Home / BBC News / Oscars 2017: What’s up with Nicole Kidman’s hand clap?

Oscars 2017: What’s up with Nicole Kidman’s hand clap?

Never mind the mix-up over the wrong film being announced as best picture.

Nicole Kidman’s weird hand clapping is the real talking point of this year’s Oscars.

When the camera cut to her in the audience clapping during the 89th Academy Awards, viewers were quick to point out her seal-like clap.

She seemed to be clapping only with the palms of her hand – not her fingers.


The Australian-born actress was nominated for best supporting actress for her role in Lion, but lost out to Viola Davis.

She won major fashion points for her champagne-coloured Armani Prive gown.

But it was the hand clap and elongated fingers, shown twice to viewers watching at home, that was most memorable.


Speculation quickly turned to why she might be clapping so weirdly.

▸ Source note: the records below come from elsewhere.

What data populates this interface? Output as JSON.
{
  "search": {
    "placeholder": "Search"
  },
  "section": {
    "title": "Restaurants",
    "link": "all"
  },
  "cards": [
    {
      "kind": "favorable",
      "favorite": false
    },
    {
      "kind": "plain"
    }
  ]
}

Was her nail varnish still wet?


Perhaps she’s a robot….


And some people pointed out that director Steve McQueen might have the same affliction.


We’re guessing she might have been wearing some fairly hefty rings. Maybe that made clapping properly a problem?

Or maybe she was remembering her role as a witch in the 1999 film Practical Magic?

Whatever the reason, now we all know that one of the things you don’t get taught at acting school, is how to clap…

Find us on Instagram at BBCNewsbeat and follow us on Snapchat, search for bbc_newsbeat

Check Also

Brazil Temer: Car ‘rams gate of presidential palace’

Image copyright AFP Image caption Protesters daubed “Temer out” on the street outside the palace …

IS faces end game in Mosul, says Michael Fallon

Image copyright Reuters Image caption A female Kurdish fighter, part of the coalition against IS …

Inmarsat’s European short-haul wifi spacecraft launches

Image copyright Arianespace Image caption The EAN will use a satellite that was launched French …

Ocadao supermarket trials driverless van deliveries

[unable to retrieve full-text content]

Why Trump only has bad North Korea options

[unable to retrieve full-text content]